* [Data records for software interfaces]:
______________________________
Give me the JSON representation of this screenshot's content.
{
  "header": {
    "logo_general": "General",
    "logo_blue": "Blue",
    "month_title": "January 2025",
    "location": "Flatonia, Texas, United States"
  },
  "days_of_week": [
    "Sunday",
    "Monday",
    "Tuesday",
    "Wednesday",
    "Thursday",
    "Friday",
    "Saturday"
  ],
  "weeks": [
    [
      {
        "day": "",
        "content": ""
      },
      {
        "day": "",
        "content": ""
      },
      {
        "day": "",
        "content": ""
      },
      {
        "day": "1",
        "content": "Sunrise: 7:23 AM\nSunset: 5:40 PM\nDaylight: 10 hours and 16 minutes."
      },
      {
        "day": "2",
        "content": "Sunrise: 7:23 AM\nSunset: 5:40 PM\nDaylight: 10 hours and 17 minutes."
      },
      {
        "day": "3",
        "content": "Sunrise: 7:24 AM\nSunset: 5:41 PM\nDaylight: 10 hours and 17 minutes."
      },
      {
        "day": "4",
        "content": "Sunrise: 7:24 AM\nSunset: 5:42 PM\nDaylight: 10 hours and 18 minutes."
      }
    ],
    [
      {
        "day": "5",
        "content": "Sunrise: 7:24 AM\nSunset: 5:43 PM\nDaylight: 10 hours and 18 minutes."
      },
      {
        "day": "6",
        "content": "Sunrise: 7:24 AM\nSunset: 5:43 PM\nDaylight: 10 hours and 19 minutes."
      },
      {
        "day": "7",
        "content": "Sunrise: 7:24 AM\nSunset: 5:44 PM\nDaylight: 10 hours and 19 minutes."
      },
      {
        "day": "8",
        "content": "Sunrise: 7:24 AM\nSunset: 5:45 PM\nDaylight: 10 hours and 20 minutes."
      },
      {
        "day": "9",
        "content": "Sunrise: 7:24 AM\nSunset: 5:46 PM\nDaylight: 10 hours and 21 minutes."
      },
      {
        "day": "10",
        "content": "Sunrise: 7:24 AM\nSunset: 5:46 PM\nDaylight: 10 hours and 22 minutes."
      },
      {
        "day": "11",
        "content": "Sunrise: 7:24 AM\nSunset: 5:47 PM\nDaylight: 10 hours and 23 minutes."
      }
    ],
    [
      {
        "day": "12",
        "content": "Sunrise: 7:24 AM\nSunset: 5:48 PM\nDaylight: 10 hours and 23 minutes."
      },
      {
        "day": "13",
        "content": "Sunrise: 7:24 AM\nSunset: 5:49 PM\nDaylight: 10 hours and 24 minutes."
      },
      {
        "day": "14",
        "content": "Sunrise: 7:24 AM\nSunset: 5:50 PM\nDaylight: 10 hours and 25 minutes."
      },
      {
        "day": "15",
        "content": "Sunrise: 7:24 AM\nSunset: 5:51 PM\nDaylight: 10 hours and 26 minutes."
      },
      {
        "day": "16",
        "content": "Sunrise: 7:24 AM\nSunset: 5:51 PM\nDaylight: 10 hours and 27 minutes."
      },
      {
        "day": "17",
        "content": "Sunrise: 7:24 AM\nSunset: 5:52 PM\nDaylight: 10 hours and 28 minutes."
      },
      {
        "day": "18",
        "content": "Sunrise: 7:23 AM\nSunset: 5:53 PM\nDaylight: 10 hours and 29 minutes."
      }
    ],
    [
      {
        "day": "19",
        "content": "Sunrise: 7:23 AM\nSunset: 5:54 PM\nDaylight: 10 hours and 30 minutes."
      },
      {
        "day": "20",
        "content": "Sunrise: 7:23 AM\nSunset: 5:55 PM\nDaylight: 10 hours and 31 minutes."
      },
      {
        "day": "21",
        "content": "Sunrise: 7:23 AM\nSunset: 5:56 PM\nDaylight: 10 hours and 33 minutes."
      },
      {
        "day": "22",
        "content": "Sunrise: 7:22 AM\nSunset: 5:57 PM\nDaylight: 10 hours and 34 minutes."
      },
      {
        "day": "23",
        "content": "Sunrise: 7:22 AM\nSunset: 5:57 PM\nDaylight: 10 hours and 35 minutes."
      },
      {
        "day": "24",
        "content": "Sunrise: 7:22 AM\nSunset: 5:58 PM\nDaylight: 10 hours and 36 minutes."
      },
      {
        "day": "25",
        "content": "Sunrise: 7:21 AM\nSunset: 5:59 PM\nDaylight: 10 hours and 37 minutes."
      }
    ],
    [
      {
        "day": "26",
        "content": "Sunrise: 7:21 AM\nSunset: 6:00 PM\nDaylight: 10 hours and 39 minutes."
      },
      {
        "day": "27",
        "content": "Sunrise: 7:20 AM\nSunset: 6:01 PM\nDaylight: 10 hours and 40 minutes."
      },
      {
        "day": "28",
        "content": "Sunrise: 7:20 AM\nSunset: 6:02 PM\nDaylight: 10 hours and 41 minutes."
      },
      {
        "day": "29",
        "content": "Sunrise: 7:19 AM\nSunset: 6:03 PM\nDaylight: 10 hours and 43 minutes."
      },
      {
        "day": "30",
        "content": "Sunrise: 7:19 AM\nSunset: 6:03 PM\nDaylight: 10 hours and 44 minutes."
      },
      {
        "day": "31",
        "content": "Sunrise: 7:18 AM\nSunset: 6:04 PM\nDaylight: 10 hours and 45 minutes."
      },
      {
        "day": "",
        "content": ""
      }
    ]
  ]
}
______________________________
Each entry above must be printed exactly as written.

Give me the JSON representation of this screenshot's content.
{
  "header": {
    "logo_general": "General",
    "logo_blue": "Blue",
    "month_title": "January 2025",
    "location": "Flatonia, Texas, United States"
  },
  "days_of_week": [
    "Sunday",
    "Monday",
    "Tuesday",
    "Wednesday",
    "Thursday",
    "Friday",
    "Saturday"
  ],
  "weeks": [
    [
      {
        "day": "",
        "content": ""
      },
      {
        "day": "",
        "content": ""
      },
      {
        "day": "",
        "content": ""
      },
      {
        "day": "1",
        "content": "Sunrise: 7:23 AM\nSunset: 5:40 PM\nDaylight: 10 hours and 16 minutes."
      },
      {
        "day": "2",
        "content": "Sunrise: 7:23 AM\nSunset: 5:40 PM\nDaylight: 10 hours and 17 minutes."
      },
      {
        "day": "3",
        "content": "Sunrise: 7:24 AM\nSunset: 5:41 PM\nDaylight: 10 hours and 17 minutes."
      },
      {
        "day": "4",
        "content": "Sunrise: 7:24 AM\nSunset: 5:42 PM\nDaylight: 10 hours and 18 minutes."
      }
    ],
    [
      {
        "day": "5",
        "content": "Sunrise: 7:24 AM\nSunset: 5:43 PM\nDaylight: 10 hours and 18 minutes."
      },
      {
        "day": "6",
        "content": "Sunrise: 7:24 AM\nSunset: 5:43 PM\nDaylight: 10 hours and 19 minutes."
      },
      {
        "day": "7",
        "content": "Sunrise: 7:24 AM\nSunset: 5:44 PM\nDaylight: 10 hours and 19 minutes."
      },
      {
        "day": "8",
        "content": "Sunrise: 7:24 AM\nSunset: 5:45 PM\nDaylight: 10 hours and 20 minutes."
      },
      {
        "day": "9",
        "content": "Sunrise: 7:24 AM\nSunset: 5:46 PM\nDaylight: 10 hours and 21 minutes."
      },
      {
        "day": "10",
        "content": "Sunrise: 7:24 AM\nSunset: 5:46 PM\nDaylight: 10 hours and 22 minutes."
      },
      {
        "day": "11",
        "content": "Sunrise: 7:24 AM\nSunset: 5:47 PM\nDaylight: 10 hours and 23 minutes."
      }
    ],
    [
      {
        "day": "12",
        "content": "Sunrise: 7:24 AM\nSunset: 5:48 PM\nDaylight: 10 hours and 23 minutes."
      },
      {
        "day": "13",
        "content": "Sunrise: 7:24 AM\nSunset: 5:49 PM\nDaylight: 10 hours and 24 minutes."
      },
      {
        "day": "14",
        "content": "Sunrise: 7:24 AM\nSunset: 5:50 PM\nDaylight: 10 hours and 25 minutes."
      },
      {
        "day": "15",
        "content": "Sunrise: 7:24 AM\nSunset: 5:51 PM\nDaylight: 10 hours and 26 minutes."
      },
      {
        "day": "16",
        "content": "Sunrise: 7:24 AM\nSunset: 5:51 PM\nDaylight: 10 hours and 27 minutes."
      },
      {
        "day": "17",
        "content": "Sunrise: 7:24 AM\nSunset: 5:52 PM\nDaylight: 10 hours and 28 minutes."
      },
      {
        "day": "18",
        "content": "Sunrise: 7:23 AM\nSunset: 5:53 PM\nDaylight: 10 hours and 29 minutes."
      }
    ],
    [
      {
        "day": "19",
        "content": "Sunrise: 7:23 AM\nSunset: 5:54 PM\nDaylight: 10 hours and 30 minutes."
      },
      {
        "day": "20",
        "content": "Sunrise: 7:23 AM\nSunset: 5:55 PM\nDaylight: 10 hours and 31 minutes."
      },
      {
        "day": "21",
        "content": "Sunrise: 7:23 AM\nSunset: 5:56 PM\nDaylight: 10 hours and 33 minutes."
      },
      {
        "day": "22",
        "content": "Sunrise: 7:22 AM\nSunset: 5:57 PM\nDaylight: 10 hours and 34 minutes."
      },
      {
        "day": "23",
        "content": "Sunrise: 7:22 AM\nSunset: 5:57 PM\nDaylight: 10 hours and 35 minutes."
      },
      {
        "day": "24",
        "content": "Sunrise: 7:22 AM\nSunset: 5:58 PM\nDaylight: 10 hours and 36 minutes."
      },
      {
        "day": "25",
        "content": "Sunrise: 7:21 AM\nSunset: 5:59 PM\nDaylight: 10 hours and 37 minutes."
      }
    ],
    [
      {
        "day": "26",
        "content": "Sunrise: 7:21 AM\nSunset: 6:00 PM\nDaylight: 10 hours and 39 minutes."
      },
      {
        "day": "27",
        "content": "Sunrise: 7:20 AM\nSunset: 6:01 PM\nDaylight: 10 hours and 40 minutes."
      },
      {
        "day": "28",
        "content": "Sunrise: 7:20 AM\nSunset: 6:02 PM\nDaylight: 10 hours and 41 minutes."
      },
      {
        "day": "29",
        "content": "Sunrise: 7:19 AM\nSunset: 6:03 PM\nDaylight: 10 hours and 43 minutes."
      },
      {
        "day": "30",
        "content": "Sunrise: 7:19 AM\nSunset: 6:03 PM\nDaylight: 10 hours and 44 minutes."
      },
      {
        "day": "31",
        "content": "Sunrise: 7:18 AM\nSunset: 6:04 PM\nDaylight: 10 hours and 45 minutes."
      },
      {
        "day": "",
        "content": ""
      }
    ]
  ]
}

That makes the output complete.